It is the US Fed’s intention to buy volumes of mortgage backed securities and keep borrowing rates at near zero (0-0.25%) until the job market and broader economy pick up. Basically they are going to print money until there is some improvement in unemployment figures. Unemployment is at 8.1% and the Fed estimate that it will fall no lower than 7.6% in 2013 and 6.7 in 2014. Inflation is forecast to remain at or below 2% until 2015.
How does it work?
The Fed will buy $40 billion a month in mortgages and will keep doing this until unemployment starts to fall. This will have a couple of effects:
1. It might lower mortgages rates by another 0.25% (already quite low). The 30-year mortgage rate is 3.5% and could go down to 3.25%

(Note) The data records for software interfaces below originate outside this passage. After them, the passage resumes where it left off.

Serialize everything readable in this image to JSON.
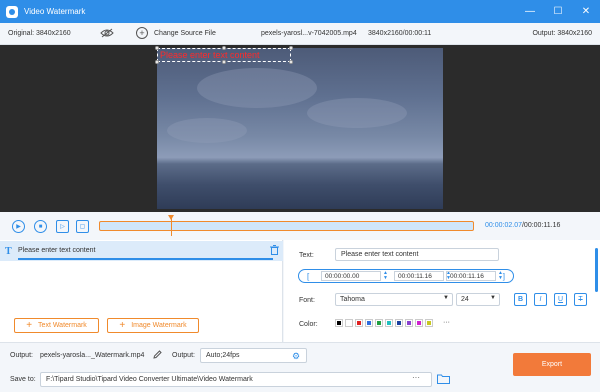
{
  "titlebar": {
    "title": "Video Watermark",
    "minimize": "—",
    "restore": "☐",
    "close": "✕"
  },
  "info": {
    "original": "Original: 3840x2160",
    "change_source": "Change Source File",
    "filename": "pexels-yarosl...v-7042005.mp4",
    "dimensions": "3840x2160/00:00:11",
    "output": "Output: 3840x2160"
  },
  "preview": {
    "watermark_text": "Please enter text content",
    "watermark_color": "#ff2a2a"
  },
  "timeline": {
    "current": "00:00:02.07",
    "total": "/00:00:11.16",
    "position": 0.19
  },
  "layers": {
    "items": [
      {
        "label": "Please enter text content"
      }
    ]
  },
  "buttons": {
    "text_watermark": "Text Watermark",
    "image_watermark": "Image Watermark",
    "plus": "+"
  },
  "properties": {
    "text_label": "Text:",
    "text_value": "Please enter text content",
    "start": "00:00:00.00",
    "duration": "00:00:11.16",
    "end": "00:00:11.16",
    "font_label": "Font:",
    "font_value": "Tahoma",
    "size_value": "24",
    "color_label": "Color:",
    "style_bold": "B",
    "style_italic": "I",
    "style_underline": "U",
    "style_strike": "T",
    "more": "···",
    "colors": [
      "#000000",
      "#ffffff",
      "#e02020",
      "#2f6de0",
      "#20a040",
      "#20c0c0",
      "#1a3fa0",
      "#8a3fd0",
      "#d020d0",
      "#c8c820"
    ]
  },
  "bottom": {
    "output_label": "Output:",
    "output_file": "pexels-yarosla..._Watermark.mp4",
    "format_label": "Output:",
    "format_value": "Auto;24fps",
    "save_label": "Save to:",
    "save_path": "F:\\Tipard Studio\\Tipard Video Converter Ultimate\\Video Watermark",
    "dots": "···",
    "export": "Export"
  },
  "colors": {
    "accent": "#2f8ee8",
    "export": "#f27a3a",
    "orange": "#f08a2c"
  }
}
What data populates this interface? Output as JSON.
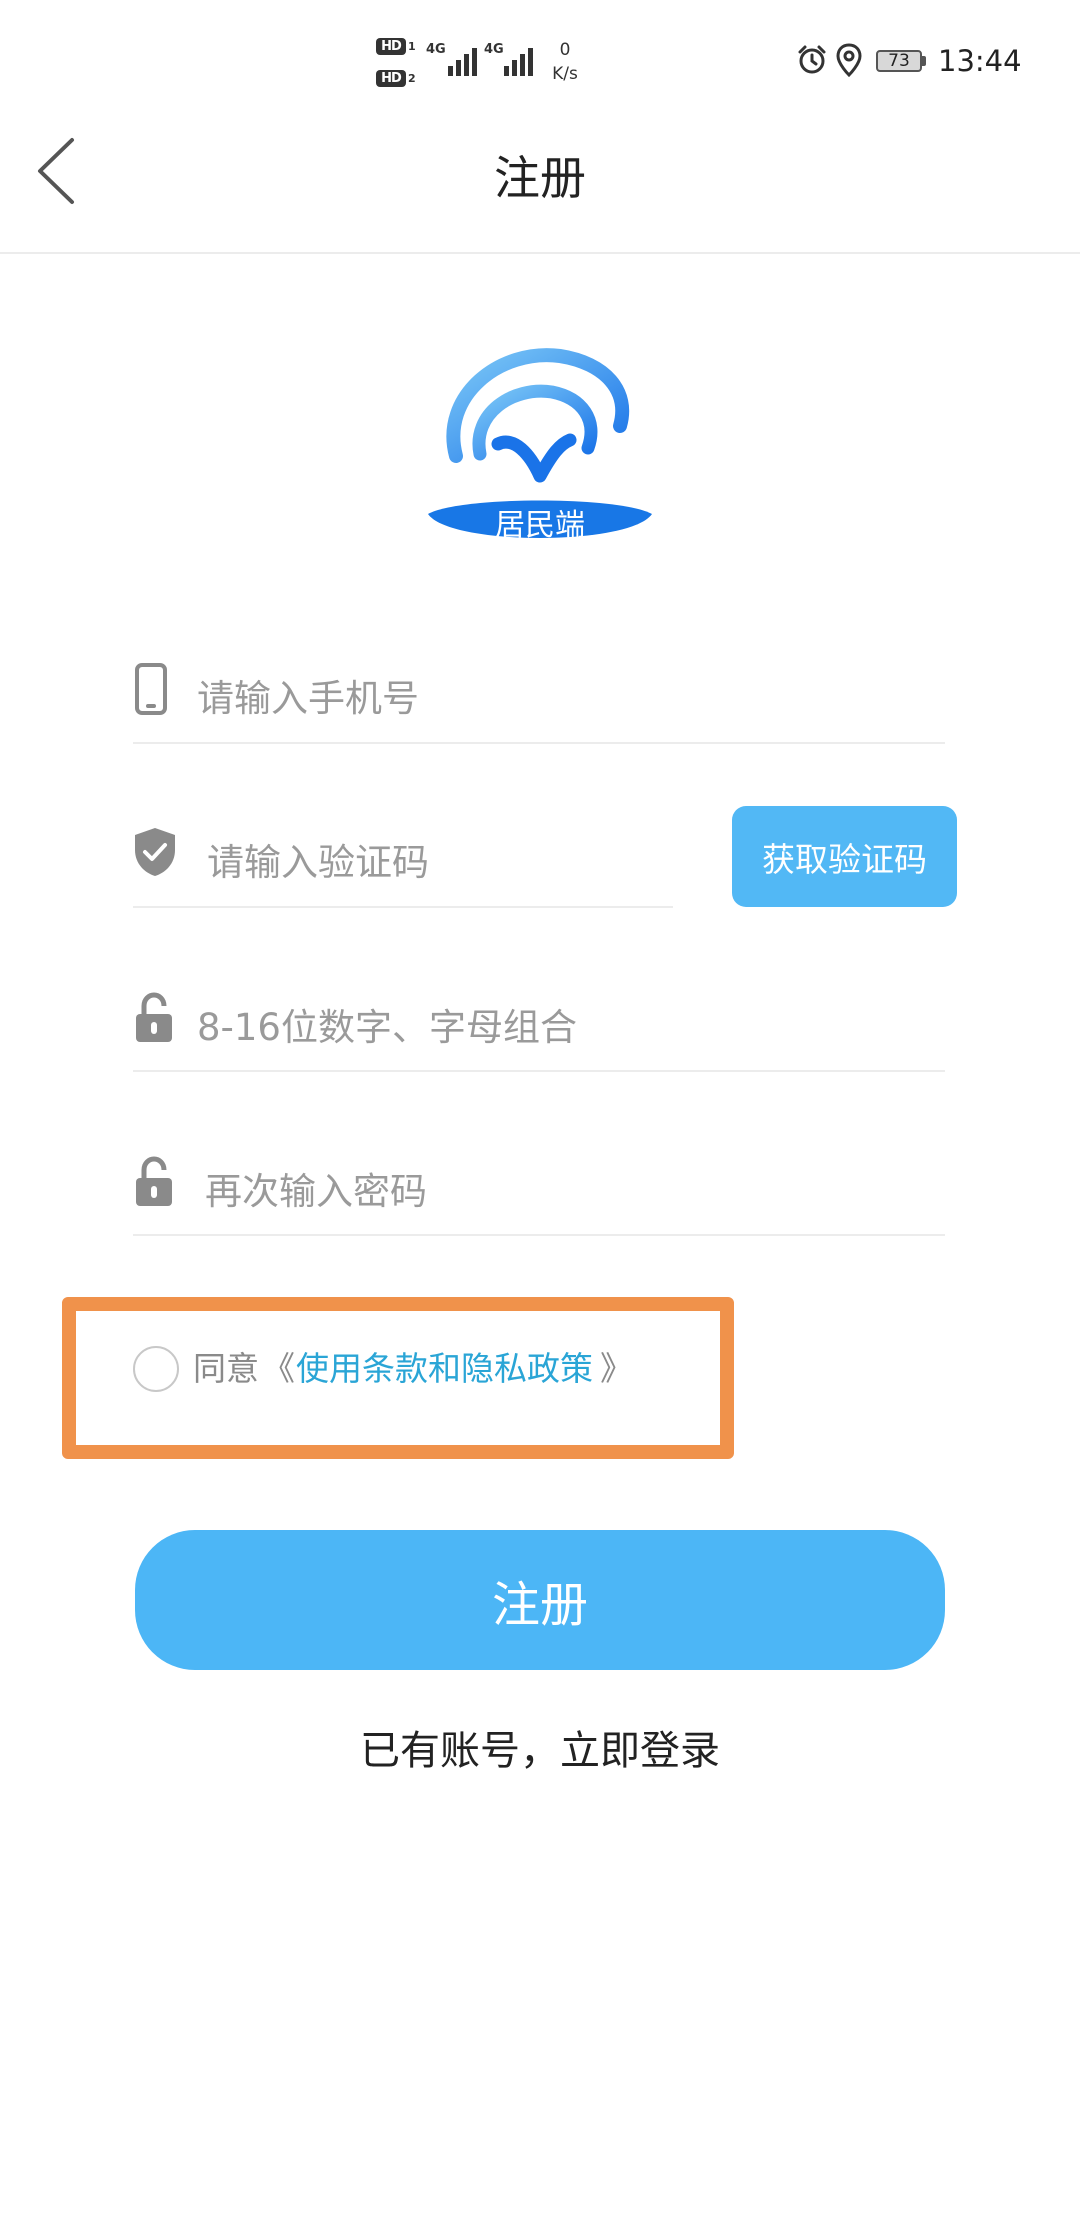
{
  "status_bar": {
    "sim1_badge": "HD",
    "sim1_num": "1",
    "sim2_badge": "HD",
    "sim2_num": "2",
    "net1": "4G",
    "net2": "4G",
    "speed_value": "0",
    "speed_unit": "K/s",
    "battery_level": "73",
    "time": "13:44",
    "icons": [
      "alarm-icon",
      "location-icon",
      "battery-icon"
    ]
  },
  "header": {
    "title": "注册",
    "back_icon": "chevron-left-icon"
  },
  "logo": {
    "badge_text": "居民端",
    "colors": {
      "arc_dark": "#1a73e8",
      "arc_light": "#6ec1f7",
      "ribbon": "#1877e6"
    }
  },
  "form": {
    "phone_placeholder": "请输入手机号",
    "code_placeholder": "请输入验证码",
    "get_code_label": "获取验证码",
    "password_placeholder": "8-16位数字、字母组合",
    "confirm_password_placeholder": "再次输入密码"
  },
  "agreement": {
    "prefix": "同意",
    "open_bracket": "《",
    "link_text": "使用条款和隐私政策",
    "close_bracket": "》",
    "checked": false
  },
  "actions": {
    "register_label": "注册",
    "login_link": "已有账号，立即登录"
  },
  "colors": {
    "accent": "#4cb6f6",
    "link": "#2aa5d6",
    "highlight_box": "#f0924b",
    "placeholder": "#9a9a9a"
  }
}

2. When mortgage rates go down, the price of houses tends to go up which is beneficial even if you are not refinancing a mortgage

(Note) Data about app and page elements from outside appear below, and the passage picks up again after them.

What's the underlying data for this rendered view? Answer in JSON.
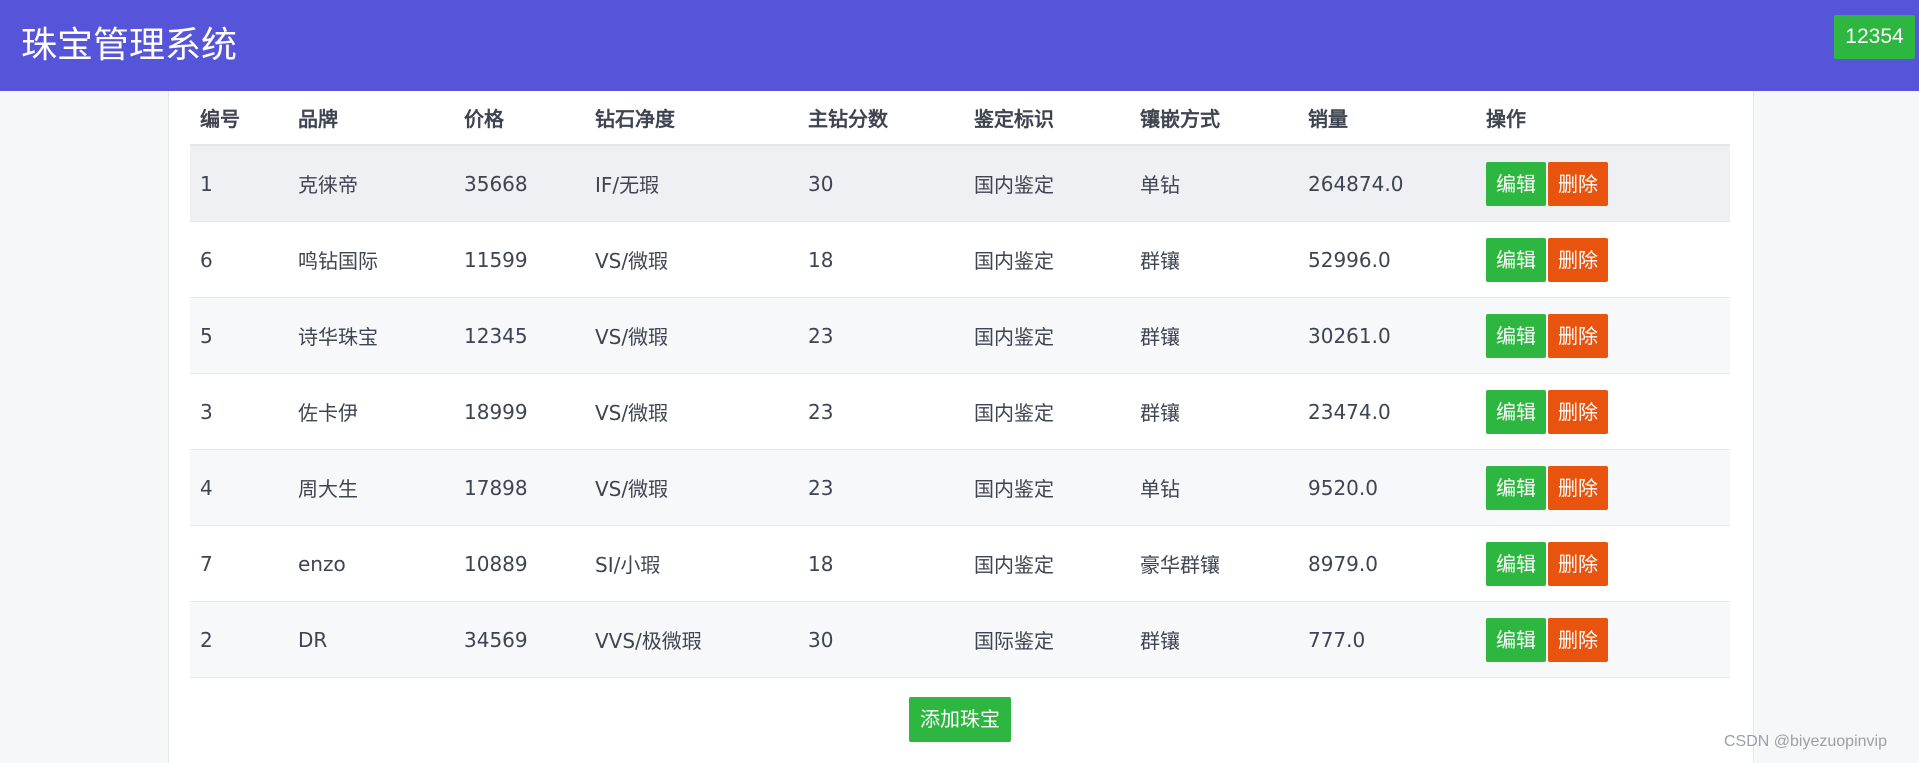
{
  "header": {
    "title": "珠宝管理系统",
    "user": "12354"
  },
  "table": {
    "columns": [
      "编号",
      "品牌",
      "价格",
      "钻石净度",
      "主钻分数",
      "鉴定标识",
      "镶嵌方式",
      "销量",
      "操作"
    ],
    "rows": [
      [
        "1",
        "克徕帝",
        "35668",
        "IF/无瑕",
        "30",
        "国内鉴定",
        "单钻",
        "264874.0"
      ],
      [
        "6",
        "鸣钻国际",
        "11599",
        "VS/微瑕",
        "18",
        "国内鉴定",
        "群镶",
        "52996.0"
      ],
      [
        "5",
        "诗华珠宝",
        "12345",
        "VS/微瑕",
        "23",
        "国内鉴定",
        "群镶",
        "30261.0"
      ],
      [
        "3",
        "佐卡伊",
        "18999",
        "VS/微瑕",
        "23",
        "国内鉴定",
        "群镶",
        "23474.0"
      ],
      [
        "4",
        "周大生",
        "17898",
        "VS/微瑕",
        "23",
        "国内鉴定",
        "单钻",
        "9520.0"
      ],
      [
        "7",
        "enzo",
        "10889",
        "SI/小瑕",
        "18",
        "国内鉴定",
        "豪华群镶",
        "8979.0"
      ],
      [
        "2",
        "DR",
        "34569",
        "VVS/极微瑕",
        "30",
        "国际鉴定",
        "群镶",
        "777.0"
      ]
    ],
    "edit_label": "编辑",
    "delete_label": "删除"
  },
  "add_button": "添加珠宝",
  "watermark": "CSDN @biyezuopinvip",
  "colors": {
    "header": "#5654d8",
    "edit": "#2db640",
    "delete": "#e8530e"
  }
}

3. Investors tend to move out of low interest earning investments and put their money into stocks. The DJIA closed up more than 200 points and was 625 points off its all-time high.
Impact on NZ$
With the flood of US$ into the market this has put downward pressure on the US$ which will make its export market more competitive and imports more expensive. However risk currencies like the NZ$ and AUS$ have rallied. Looking at the NZ$, this has appreciated considerably against the US$ and will make NZ exports more expensive and NZ imports cheaper. This will not only hurt the export industry as the price of goods become more expensive but the domestic sector have now got to compete with cheaper imports. The NZ$ reached US$0.84 yesterday.